I have lived a considerable portion of my life below the Mason Dixon Line. I have seen the Catholic Churches in Maryland and Virginia and Louisiana and other places and I have seen their balconies where non-white Catholics were relegated to sit at Mass. I have heard the stories from men and women who remember that they had to come to Holy Communion after the “white folk,” that they could not be altar-boys because they were “colored,” that they were told that they could not join a particular religious order because of their race. This has only changed in living memory. I know priests who told me that they were, as young priests, forbidden by law to marry couples of mixed race. They never questioned those laws. When the Civil Rights movement began to work for change in American society, many of these priests were told by their bishops that they were not to speak out in favor of racial equality. I know of bishops who insisted, when they visited an African-American parish for confirmation, that the altar servers who handled their miter and crosier wear gloves. The Personalist philosophy of Pope John Paul runs contrary to this sort of bigotry but there is still plenty of bigotry in the Church today. We may not see it when it is directed to the LGBT community but then we didn’t see it either when it was directed to non-whites.

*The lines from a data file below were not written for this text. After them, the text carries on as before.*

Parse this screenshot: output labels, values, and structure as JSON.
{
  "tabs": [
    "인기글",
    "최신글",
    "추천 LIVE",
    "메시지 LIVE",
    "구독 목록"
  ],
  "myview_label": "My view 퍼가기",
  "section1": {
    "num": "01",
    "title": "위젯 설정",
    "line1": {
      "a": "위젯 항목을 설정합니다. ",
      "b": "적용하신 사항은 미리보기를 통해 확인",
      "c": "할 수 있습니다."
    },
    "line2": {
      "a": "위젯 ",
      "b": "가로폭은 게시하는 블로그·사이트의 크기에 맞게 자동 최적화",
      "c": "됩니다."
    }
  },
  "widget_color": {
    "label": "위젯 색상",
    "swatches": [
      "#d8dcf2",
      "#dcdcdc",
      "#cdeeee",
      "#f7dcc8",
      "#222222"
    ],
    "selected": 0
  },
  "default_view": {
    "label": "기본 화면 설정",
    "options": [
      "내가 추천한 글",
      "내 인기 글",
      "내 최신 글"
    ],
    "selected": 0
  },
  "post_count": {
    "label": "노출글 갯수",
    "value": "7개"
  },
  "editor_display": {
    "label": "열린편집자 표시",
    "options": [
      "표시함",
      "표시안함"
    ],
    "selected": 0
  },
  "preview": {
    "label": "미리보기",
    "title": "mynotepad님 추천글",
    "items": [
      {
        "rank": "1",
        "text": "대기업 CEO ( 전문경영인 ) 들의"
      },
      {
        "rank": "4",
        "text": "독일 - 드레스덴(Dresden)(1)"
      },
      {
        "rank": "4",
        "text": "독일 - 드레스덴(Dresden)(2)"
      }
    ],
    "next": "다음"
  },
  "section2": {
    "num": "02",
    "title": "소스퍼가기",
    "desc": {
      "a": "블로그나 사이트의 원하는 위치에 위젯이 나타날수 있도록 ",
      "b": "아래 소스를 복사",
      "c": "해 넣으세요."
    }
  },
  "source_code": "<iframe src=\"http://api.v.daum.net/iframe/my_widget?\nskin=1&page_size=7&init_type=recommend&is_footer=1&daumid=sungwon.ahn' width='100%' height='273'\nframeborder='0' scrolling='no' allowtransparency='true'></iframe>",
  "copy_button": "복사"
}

This Synod threatens to pull the rug out of those who justify their bigotry on “moral” grounds. The Synod is not changing any moral doctrine. It points out very bluntly that there are moral quandaries associated with same-sex relationships. It makes it very clear that same-sex unions, while they may achieve an equality before the civil law with “traditional marriage,” cannot be reconciled with our Christian faith as presented in the Catholic Tradition. But the relatio does seem to be calling us to treat all God’s children with that inalienable respect to which they are entitled as human persons. It does seem to be admonishing us not to discriminate against people—or against the children entrusted to them—in name of “Christian morality.” It can hardly do less and be faithful to Christ and to his Gospel.